Below are records. Find each line in them that holds the word "Cancel" and copy it.

### Given data

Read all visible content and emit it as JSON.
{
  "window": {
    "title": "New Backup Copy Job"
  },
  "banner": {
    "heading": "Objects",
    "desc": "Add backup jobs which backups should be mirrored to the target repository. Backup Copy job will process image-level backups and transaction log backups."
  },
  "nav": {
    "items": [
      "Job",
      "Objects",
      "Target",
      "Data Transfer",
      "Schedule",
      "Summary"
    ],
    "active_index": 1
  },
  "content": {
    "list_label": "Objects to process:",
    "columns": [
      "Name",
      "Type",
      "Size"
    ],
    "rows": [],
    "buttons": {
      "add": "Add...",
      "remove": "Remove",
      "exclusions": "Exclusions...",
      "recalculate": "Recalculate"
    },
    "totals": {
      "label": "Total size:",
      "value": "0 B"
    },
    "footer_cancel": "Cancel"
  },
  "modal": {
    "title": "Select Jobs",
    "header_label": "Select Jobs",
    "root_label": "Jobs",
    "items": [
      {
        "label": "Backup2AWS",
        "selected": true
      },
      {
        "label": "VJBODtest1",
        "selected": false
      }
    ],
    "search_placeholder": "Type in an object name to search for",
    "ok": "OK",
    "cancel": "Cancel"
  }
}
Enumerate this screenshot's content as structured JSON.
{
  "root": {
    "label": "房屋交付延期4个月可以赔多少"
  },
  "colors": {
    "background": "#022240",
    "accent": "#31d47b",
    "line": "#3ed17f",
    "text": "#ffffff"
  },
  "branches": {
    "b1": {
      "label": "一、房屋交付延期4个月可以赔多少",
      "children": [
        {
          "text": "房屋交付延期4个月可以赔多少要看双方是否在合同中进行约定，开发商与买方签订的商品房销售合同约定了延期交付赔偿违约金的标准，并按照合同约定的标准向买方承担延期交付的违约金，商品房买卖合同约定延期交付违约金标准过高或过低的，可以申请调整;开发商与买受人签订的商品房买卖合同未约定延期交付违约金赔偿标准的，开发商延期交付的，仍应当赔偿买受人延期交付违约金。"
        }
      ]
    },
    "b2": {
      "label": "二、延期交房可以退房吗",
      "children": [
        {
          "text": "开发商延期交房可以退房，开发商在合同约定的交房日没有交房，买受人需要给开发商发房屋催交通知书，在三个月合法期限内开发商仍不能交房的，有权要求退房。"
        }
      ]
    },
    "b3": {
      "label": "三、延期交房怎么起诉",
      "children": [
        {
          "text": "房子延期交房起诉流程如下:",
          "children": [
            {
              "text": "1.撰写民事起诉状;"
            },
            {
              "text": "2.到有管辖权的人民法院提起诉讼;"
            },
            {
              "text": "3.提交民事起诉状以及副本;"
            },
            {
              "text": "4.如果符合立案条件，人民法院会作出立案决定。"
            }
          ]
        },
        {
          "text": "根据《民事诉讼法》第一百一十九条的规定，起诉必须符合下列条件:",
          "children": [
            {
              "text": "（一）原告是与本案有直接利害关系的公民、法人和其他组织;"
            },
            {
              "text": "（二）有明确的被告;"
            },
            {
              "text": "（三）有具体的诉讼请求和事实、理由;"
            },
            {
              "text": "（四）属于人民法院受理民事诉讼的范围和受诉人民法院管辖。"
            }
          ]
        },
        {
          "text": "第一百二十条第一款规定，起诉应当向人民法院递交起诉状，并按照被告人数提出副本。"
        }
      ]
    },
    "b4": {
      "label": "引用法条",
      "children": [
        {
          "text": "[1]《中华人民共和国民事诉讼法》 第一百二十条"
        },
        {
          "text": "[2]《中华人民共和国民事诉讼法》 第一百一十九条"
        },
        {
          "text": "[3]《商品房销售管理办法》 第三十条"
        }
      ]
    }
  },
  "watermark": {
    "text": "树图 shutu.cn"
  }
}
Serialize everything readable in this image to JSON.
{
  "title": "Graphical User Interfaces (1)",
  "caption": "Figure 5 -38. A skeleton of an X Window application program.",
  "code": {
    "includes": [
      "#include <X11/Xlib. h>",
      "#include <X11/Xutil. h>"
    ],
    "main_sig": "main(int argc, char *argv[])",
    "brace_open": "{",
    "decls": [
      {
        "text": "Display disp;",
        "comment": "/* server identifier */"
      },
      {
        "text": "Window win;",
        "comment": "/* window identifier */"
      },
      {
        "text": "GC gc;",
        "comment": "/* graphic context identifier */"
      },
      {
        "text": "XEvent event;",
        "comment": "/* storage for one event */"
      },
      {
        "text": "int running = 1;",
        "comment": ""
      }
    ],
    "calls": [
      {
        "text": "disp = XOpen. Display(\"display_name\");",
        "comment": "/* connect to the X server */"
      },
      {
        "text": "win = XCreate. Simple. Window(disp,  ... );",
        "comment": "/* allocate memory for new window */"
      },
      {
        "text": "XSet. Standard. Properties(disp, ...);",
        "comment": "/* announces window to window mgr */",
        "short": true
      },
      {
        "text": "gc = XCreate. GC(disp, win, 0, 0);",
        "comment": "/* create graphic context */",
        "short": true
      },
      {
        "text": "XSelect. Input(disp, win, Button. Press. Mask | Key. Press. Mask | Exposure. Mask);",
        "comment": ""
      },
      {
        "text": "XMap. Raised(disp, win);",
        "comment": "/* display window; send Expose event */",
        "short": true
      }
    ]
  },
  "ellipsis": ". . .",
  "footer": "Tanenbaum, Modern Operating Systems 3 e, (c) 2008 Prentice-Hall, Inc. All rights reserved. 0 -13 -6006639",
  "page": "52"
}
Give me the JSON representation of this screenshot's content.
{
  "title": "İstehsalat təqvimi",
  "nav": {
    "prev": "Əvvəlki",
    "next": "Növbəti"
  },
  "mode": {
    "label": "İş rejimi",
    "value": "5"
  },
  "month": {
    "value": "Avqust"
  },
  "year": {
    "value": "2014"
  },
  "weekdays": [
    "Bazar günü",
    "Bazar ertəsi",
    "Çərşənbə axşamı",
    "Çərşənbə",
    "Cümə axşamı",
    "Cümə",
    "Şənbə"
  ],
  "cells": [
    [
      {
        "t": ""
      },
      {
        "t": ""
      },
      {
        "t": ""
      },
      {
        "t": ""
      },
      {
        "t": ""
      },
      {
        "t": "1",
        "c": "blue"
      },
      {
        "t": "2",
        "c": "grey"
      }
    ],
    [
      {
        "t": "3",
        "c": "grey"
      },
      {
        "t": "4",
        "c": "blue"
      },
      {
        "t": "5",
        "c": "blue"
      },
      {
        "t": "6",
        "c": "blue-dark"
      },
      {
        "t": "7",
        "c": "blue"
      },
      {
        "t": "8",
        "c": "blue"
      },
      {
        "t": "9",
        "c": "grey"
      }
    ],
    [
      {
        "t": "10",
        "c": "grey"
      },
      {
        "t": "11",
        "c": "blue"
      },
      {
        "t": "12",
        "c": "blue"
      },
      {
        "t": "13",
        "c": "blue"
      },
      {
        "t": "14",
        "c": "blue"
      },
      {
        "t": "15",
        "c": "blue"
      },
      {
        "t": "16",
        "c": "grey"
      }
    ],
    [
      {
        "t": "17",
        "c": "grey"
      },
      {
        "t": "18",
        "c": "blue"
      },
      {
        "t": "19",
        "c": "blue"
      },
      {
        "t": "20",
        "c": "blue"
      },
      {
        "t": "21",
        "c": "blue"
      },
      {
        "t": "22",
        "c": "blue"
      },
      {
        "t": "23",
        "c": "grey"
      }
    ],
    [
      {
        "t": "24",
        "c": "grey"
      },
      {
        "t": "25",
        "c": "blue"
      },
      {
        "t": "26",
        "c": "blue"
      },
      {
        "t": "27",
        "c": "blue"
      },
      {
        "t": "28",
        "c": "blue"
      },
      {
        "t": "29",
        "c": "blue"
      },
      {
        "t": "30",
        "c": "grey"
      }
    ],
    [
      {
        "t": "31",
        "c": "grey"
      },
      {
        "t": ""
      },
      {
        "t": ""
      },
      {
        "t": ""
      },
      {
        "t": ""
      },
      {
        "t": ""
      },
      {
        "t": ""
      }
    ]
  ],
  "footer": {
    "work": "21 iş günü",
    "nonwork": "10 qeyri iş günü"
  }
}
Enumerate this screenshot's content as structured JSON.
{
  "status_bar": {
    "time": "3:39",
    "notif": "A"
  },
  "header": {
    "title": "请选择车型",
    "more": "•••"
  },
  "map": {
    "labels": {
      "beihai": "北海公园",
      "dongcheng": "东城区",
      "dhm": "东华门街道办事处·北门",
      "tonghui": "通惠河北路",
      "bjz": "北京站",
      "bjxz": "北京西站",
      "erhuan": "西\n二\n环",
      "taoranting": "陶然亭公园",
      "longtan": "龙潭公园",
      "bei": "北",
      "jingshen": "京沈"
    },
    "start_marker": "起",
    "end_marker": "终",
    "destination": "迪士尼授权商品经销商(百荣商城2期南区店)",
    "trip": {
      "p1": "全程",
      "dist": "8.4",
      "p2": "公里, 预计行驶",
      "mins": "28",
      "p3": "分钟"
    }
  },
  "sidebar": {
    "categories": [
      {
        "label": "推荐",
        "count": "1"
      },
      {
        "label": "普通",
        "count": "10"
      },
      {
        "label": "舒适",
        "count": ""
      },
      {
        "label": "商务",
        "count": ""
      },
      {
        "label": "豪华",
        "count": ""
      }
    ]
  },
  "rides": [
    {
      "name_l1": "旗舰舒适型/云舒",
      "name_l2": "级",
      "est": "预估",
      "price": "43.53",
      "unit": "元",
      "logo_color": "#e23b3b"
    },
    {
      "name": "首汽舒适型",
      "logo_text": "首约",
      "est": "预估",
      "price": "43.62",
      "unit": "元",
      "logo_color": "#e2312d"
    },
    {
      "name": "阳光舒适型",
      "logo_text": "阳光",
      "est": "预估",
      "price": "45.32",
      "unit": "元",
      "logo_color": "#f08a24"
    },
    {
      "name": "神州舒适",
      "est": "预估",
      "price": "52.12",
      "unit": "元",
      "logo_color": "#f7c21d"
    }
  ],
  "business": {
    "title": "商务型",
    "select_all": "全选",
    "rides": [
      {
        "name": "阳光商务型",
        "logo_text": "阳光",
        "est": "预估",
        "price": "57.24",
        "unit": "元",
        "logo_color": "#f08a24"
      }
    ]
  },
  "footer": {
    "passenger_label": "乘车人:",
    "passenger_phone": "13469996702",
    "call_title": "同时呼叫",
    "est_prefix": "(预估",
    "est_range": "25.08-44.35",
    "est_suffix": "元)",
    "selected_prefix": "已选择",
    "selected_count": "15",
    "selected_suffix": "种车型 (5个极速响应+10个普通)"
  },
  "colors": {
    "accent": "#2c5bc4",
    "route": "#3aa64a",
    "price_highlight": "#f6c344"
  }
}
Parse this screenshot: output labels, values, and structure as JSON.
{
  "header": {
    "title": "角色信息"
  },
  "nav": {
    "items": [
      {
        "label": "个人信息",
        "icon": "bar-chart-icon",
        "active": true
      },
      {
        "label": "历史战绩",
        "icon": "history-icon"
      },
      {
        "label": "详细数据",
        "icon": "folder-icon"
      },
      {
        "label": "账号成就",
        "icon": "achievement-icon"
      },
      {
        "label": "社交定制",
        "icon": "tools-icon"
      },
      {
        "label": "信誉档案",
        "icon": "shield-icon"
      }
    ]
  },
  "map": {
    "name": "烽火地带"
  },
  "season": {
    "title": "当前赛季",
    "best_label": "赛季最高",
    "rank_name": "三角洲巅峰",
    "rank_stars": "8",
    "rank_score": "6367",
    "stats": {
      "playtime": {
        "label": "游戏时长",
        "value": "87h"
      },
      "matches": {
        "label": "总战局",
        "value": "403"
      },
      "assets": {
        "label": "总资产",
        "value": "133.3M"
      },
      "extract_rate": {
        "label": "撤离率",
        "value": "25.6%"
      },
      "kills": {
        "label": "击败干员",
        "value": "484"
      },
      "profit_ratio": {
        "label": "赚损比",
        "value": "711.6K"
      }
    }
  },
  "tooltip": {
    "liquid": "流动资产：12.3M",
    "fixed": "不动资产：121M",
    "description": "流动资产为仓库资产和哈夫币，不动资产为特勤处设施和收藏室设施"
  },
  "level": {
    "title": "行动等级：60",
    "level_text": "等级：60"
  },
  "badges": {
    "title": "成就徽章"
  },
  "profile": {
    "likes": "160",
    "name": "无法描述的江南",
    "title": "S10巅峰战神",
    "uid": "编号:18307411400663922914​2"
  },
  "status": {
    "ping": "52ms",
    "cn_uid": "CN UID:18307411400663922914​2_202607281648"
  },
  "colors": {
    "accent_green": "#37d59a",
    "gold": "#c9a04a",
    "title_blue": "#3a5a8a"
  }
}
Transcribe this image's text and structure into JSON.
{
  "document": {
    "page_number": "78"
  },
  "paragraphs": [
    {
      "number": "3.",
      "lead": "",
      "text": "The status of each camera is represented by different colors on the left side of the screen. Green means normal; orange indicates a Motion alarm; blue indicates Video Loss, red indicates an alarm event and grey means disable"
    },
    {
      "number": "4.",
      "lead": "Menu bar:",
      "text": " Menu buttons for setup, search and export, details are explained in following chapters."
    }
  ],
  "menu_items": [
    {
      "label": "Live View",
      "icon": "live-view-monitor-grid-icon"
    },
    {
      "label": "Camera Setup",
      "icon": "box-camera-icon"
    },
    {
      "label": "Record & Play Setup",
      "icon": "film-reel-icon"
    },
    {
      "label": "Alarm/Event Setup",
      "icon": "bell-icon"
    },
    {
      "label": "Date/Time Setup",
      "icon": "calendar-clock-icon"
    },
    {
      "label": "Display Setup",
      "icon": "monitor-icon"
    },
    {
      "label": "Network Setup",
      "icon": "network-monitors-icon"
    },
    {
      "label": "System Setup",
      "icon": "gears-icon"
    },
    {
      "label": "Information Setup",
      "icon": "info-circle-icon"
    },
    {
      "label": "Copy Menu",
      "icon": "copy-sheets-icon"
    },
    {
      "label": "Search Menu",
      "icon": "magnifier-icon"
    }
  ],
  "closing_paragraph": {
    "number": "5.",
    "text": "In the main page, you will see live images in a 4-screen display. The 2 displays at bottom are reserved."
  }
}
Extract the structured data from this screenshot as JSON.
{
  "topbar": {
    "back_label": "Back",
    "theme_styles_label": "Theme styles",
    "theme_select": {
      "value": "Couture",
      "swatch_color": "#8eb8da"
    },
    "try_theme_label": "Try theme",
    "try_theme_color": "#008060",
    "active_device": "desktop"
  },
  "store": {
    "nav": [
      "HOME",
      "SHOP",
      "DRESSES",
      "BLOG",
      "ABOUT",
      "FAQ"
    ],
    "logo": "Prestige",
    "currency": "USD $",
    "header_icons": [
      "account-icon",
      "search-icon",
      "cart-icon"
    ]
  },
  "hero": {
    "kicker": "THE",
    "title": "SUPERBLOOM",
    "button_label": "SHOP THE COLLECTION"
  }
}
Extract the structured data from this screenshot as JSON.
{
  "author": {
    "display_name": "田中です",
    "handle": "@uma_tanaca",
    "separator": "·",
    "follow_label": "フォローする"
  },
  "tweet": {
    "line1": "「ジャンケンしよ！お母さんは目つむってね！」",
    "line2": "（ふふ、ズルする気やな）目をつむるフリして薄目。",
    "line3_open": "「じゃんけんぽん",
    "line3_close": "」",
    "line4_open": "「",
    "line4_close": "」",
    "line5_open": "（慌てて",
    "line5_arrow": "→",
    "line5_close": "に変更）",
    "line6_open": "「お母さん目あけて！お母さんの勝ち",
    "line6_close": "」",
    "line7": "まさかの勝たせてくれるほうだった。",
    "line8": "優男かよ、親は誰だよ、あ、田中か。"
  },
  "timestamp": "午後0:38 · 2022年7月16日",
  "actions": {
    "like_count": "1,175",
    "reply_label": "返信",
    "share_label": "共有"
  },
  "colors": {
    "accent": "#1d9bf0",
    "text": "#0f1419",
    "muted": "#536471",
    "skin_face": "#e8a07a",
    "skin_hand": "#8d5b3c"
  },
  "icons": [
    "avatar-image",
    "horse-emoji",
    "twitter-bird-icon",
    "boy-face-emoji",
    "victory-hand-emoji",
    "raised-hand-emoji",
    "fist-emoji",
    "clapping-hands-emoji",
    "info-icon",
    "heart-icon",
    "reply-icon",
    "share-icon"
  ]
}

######

* Output for this task *
    "footer_cancel": "Cancel"
    "cancel": "Cancel"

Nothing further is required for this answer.